The future of journalism won't be an either/or proposition, with cigar-chomping, suit-wearing journalists on one side and brazen, swashbuckling bloggers on the other. Both worlds will merge, which is a good thing, because each side has a lot to teach the other.
This is the underlying premise of the "teaching hospital" model of journalism education. It's the idea that instead of having a teacher stand in front of a classroom of 200 bored college kids (known as the "custodial" model), journalism can be taught in a collaborative fashion, bringing in professionals, technologists, and the occasional "citizen-blogger" from outside the community.
The Knight Foundation, of course, has been instrumental in leading this transition, and now it appears as if it's spreading its tentacles into the halls of higher learning on a larger scale.
Knight, along with the Robert R. McCormick Foundation, the Ethics and Excellence Journalism Foundation, and the Democracy Fund have all contributed to a $1 million Challenge Fund for Innovation in Journalism Education.

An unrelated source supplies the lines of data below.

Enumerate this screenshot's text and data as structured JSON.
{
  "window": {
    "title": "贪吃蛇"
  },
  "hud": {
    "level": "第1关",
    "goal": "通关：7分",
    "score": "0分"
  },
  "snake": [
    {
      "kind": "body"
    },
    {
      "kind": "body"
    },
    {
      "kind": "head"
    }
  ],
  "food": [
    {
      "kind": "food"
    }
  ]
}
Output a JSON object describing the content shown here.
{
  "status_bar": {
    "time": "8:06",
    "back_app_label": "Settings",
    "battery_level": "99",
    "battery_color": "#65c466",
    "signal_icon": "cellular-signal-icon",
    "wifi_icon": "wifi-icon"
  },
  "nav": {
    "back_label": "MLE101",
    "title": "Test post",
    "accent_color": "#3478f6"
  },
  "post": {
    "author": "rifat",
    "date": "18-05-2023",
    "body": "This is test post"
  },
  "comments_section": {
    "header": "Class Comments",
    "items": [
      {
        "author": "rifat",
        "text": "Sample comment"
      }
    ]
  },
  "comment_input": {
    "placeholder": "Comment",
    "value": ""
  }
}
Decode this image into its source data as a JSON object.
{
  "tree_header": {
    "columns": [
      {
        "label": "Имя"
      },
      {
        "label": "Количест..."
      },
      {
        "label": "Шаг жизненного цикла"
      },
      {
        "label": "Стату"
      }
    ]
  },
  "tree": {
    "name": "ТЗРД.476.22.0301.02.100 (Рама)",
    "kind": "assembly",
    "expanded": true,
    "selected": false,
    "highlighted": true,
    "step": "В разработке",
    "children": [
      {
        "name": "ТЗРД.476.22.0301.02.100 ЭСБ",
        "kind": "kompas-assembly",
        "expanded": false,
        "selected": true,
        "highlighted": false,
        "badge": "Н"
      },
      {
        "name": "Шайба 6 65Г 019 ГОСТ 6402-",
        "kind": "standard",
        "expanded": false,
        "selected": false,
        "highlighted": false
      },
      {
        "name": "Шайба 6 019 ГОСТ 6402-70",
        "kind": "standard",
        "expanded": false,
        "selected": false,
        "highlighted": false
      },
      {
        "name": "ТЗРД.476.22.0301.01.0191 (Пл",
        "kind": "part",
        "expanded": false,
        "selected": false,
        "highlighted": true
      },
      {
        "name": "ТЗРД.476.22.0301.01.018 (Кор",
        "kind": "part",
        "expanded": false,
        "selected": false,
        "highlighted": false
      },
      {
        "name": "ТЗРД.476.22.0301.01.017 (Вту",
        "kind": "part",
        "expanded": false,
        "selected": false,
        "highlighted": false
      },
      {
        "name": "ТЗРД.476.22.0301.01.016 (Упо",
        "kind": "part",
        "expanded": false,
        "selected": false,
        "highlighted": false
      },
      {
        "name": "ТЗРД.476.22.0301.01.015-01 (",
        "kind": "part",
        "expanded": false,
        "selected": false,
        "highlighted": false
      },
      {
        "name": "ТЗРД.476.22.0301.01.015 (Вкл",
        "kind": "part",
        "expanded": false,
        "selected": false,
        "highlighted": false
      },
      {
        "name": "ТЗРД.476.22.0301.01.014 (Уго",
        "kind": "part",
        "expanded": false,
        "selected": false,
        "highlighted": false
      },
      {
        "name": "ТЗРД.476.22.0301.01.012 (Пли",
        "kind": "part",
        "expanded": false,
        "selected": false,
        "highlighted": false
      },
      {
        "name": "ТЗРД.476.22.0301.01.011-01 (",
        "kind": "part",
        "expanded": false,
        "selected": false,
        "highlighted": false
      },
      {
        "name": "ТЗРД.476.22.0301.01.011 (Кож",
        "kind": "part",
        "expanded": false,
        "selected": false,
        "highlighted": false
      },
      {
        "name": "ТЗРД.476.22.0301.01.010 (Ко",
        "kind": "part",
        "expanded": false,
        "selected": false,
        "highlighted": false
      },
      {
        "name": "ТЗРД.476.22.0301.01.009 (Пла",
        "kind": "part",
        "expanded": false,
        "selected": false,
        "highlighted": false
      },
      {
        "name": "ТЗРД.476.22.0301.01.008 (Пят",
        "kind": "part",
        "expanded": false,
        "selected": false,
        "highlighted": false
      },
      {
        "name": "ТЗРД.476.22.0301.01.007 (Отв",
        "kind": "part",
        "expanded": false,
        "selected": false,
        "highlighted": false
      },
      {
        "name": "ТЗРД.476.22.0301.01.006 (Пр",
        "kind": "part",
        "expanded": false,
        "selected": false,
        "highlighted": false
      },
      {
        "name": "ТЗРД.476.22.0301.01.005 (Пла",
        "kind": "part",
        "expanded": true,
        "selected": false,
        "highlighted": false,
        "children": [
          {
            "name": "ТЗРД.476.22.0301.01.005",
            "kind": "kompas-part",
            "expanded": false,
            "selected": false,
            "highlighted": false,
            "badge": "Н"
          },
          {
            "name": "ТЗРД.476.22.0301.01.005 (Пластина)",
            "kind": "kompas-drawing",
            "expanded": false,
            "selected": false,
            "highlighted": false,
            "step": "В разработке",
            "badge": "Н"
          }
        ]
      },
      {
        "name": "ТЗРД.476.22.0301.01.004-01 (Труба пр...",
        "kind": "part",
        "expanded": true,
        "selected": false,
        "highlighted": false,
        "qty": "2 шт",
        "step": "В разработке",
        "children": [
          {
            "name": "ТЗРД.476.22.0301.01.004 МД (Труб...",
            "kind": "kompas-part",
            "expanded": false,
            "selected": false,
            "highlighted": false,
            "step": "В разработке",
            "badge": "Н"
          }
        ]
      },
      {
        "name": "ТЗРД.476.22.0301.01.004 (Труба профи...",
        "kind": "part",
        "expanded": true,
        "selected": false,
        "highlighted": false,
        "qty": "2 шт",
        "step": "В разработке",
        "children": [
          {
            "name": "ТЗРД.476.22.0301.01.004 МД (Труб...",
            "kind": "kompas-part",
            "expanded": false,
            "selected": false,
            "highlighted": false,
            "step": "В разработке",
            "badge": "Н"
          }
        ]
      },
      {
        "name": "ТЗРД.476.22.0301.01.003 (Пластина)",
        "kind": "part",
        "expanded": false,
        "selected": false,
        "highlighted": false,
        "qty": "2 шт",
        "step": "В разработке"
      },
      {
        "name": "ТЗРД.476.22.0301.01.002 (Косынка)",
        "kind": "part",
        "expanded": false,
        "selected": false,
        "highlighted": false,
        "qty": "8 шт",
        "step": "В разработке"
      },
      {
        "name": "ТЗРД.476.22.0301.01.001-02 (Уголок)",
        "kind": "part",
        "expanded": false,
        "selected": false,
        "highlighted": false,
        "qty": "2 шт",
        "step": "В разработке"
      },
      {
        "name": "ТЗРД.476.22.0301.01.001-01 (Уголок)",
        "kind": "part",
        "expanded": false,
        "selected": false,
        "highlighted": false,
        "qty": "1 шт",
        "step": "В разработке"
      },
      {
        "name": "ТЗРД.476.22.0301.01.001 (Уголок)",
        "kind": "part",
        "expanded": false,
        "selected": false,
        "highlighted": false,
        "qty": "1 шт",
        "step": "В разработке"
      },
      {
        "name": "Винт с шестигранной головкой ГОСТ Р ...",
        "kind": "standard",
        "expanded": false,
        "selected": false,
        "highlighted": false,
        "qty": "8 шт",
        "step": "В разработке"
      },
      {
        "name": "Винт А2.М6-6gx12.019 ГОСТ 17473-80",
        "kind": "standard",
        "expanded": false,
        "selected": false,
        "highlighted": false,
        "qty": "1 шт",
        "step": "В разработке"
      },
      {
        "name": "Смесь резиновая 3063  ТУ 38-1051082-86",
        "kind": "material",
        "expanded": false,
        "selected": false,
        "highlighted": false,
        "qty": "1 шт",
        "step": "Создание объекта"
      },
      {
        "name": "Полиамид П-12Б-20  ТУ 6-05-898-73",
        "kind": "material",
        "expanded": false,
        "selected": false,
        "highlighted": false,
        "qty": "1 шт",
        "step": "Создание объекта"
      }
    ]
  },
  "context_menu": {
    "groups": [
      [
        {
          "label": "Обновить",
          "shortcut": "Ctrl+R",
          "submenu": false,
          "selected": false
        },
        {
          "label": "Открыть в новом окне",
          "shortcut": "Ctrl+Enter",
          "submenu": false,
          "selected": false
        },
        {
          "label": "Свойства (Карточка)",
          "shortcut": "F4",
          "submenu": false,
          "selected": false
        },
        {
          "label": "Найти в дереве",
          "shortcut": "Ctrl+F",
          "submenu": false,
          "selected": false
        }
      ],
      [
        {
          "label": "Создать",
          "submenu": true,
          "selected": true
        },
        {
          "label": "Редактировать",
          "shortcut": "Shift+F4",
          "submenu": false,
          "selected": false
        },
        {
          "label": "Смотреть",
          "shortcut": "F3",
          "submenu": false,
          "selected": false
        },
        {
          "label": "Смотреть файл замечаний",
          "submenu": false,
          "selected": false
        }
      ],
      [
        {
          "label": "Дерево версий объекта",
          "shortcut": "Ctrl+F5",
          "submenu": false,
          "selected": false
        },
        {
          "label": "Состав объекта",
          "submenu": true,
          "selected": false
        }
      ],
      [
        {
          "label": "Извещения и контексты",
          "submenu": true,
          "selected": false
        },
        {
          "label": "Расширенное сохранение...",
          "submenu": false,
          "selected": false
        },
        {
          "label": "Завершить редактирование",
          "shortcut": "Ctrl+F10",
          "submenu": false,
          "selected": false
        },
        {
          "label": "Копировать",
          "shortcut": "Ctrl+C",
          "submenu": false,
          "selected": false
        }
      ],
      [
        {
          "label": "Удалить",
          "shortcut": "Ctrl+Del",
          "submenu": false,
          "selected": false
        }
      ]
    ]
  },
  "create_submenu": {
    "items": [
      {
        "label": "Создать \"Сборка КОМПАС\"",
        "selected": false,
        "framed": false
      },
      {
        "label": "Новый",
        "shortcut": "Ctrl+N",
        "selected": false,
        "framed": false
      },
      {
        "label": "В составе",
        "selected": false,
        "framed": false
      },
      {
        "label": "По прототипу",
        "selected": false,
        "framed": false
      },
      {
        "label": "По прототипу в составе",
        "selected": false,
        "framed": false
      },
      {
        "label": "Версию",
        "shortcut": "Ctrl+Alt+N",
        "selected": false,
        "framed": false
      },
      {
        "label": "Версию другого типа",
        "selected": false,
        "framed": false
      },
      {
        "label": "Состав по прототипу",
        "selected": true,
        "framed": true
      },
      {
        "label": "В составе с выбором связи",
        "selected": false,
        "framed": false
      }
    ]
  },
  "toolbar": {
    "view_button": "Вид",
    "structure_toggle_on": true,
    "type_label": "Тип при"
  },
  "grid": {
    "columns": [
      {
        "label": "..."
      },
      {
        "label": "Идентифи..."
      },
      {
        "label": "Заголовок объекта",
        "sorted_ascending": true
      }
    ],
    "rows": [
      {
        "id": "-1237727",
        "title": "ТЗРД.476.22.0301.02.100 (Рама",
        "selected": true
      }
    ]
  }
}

The consortium will foster this teaching hospital model and is administered by the Online News Association, a nonprofit digital journalism association made up of 2,300 members.
The fund recently awarded $35,000 each to twelve universities to kick off its inaugural year. It initially planned to award grants to only 10 universities. But after expecting 40 applications, they received 125 and expanded the recipient pool to 12.
What explains all the excitement?
For starters, your legacy journalism professors, who may have been leery of adopting a new model, are fed up with "bureaucracy and outdated theories bogging down journalism education." And to be honest, we feel like they're slightly intimidated and overwhelmed by the technological change around them. They can't keep up.
Ultimately, the promise of the hospital teaching model can be best encapsulated by the proposal of one of the winners, University of Wisconsin-Madison. The school's project, entitled "The Confluence," asks, "Can a statewide investigative collaborative use digital tools and volunteer monitoring to increase the impact of journalism on improving water quality?"
And there it is, in a nutshell. The embrace of digital technology, a powerful public interest issue, and a desire to improve the craft of journalism.
One last thing. In case you were wondering, unlike recent developments in the real world, the journalism and blogger in Veep never made up. If anything, their mutual disdain for each other only grew throughout the episode.
And it still wasn't funny.